Big Larry’s European adventure

It sounds like Larry Correia had a blast on his European tour:

Of all the languages, German was by far the easiest to pick up words and phrases for me. Despite being related to Portuguese and Spanish, French sounds totally eluded me. And Czech is HARD (they have like 46 ways to make conjunctions). But German shares a lot of word roots with English, and the actual structure is pretty straight forward. Plus it is fun to just walk around and make up vaguely German sounding names for things, like a pigeon is Das Poopinbirden.

The next day we drove across all of Germany to the Czech Republic, and I got to experience the autobahn, which my whole life has been this sort of mythical place that has no speed limits, and is filled with drivers that understand slow traffic stays right, and where they never camp in the left lane, and in fact, if you’re blocking the left lane, they’ll come right up on your bumper at 100 miles an hour, honking, and flashing their lights. It was a place devoid of mercy, unforgiving of weakness. So we set out.

Apparently there are two kinds of tourist drivers on the autobahn.

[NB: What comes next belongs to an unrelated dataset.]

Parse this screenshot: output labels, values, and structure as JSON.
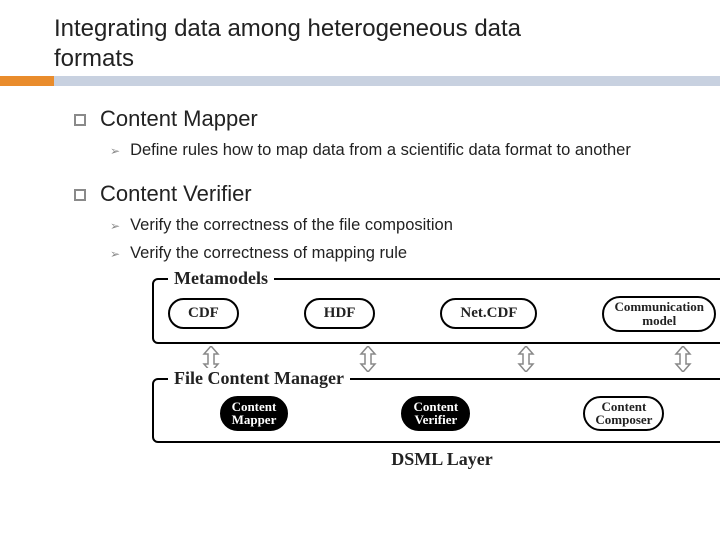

Those who are weak, fearful, whose crying pillows smell of lilacs and shame, who stay in the truck lane, or who wander out into the left occasionally, timidly, to be honked at and chased aside by awesome Teutonic Super Drivers…

And the other kind is the American who manages to average 180km an hour across all of Germany in a Volvo diesel station wagon.

It was AMAZING. I felt like a race car driver across an entire country. You know why German cars don’t have cup holders? Because if you stop to drink while driving, YOU WILL DIE. And you should. You need to be on. I’d get a gap, jump out to the left, floor it (because fuel economy is for hippies I’m on the mother f’ing autobahn!),  and nobody pulls out in front of me in a minivan to enforce their personal speed limit, people ahead of me going slower (like 100mph) immediately get out of the way, and when some bad ass comes up behind me in a super car, I get out of his way, and then they blast past me like I’m standing still.

It was beautiful.

You wouldn’t think a diesel Volvo would be comfy at 112 miles an hour, but it really is. Yes. I friggin’ love the autobahn. If I lived here I would buy a giant BMW or Audi and drive very fast, all the time. Why can’t we have something like this here? I would like to institute autobahn style rules on I-15 in Utah. Sure, a few thousand people would probably die in the first weekend, but after that it would be awesome.

Can confirm. What some might find interesting is that Italy has its own sort of temporary autobahn, which is certain stretches of the autostrada on Sunday mornings from 9-11 AM. Spacebunny and I were driving home from Verona one morning, doing about 100 MPH or so, when I saw a red car coming up VERY FAST from behind.

It turned out to be a Ferrari 456. A few moments later, a tricked-out blue Porsche with a vague resemblance to a 911 flew past as well. My Call of Duty mate, who used to race Formula 2, has friends who drive for Ferrari, and drives an Aston Martin, later told me that there are certain sections of the autostrada that are intentionally left camera-free so that the men with the supercars can let them rip at times when the traffic is light.

European pro tip: if you see silver in the distance behind you, move over without delay. No one in Europe drives faster, or is more likely to ride your bumper, than drivers of silver Mercedes station wagons. My theory is that if you need a station wagon, but insist on spending the money for a high-performance engine, you’re probably a roadway lunatic. I see plenty of nice, big-engined sports cars and sedans cruising along the autostrada at reasonable speeds, but every single Mercedes station wagon driver is flying along at least 20 MPH faster than the flow of traffic, no matter how fast it is, with his left blinker permanently on.

And for some reason that still eludes me, they are always silver.

Larry is right about German being easier for English speakers too. As for French, I honestly found it easier to pick up Japanese. The Italians may speak rapidly and use the same word to describe three completely different concepts, (hence the need for all the gestures) but at least they enunciate.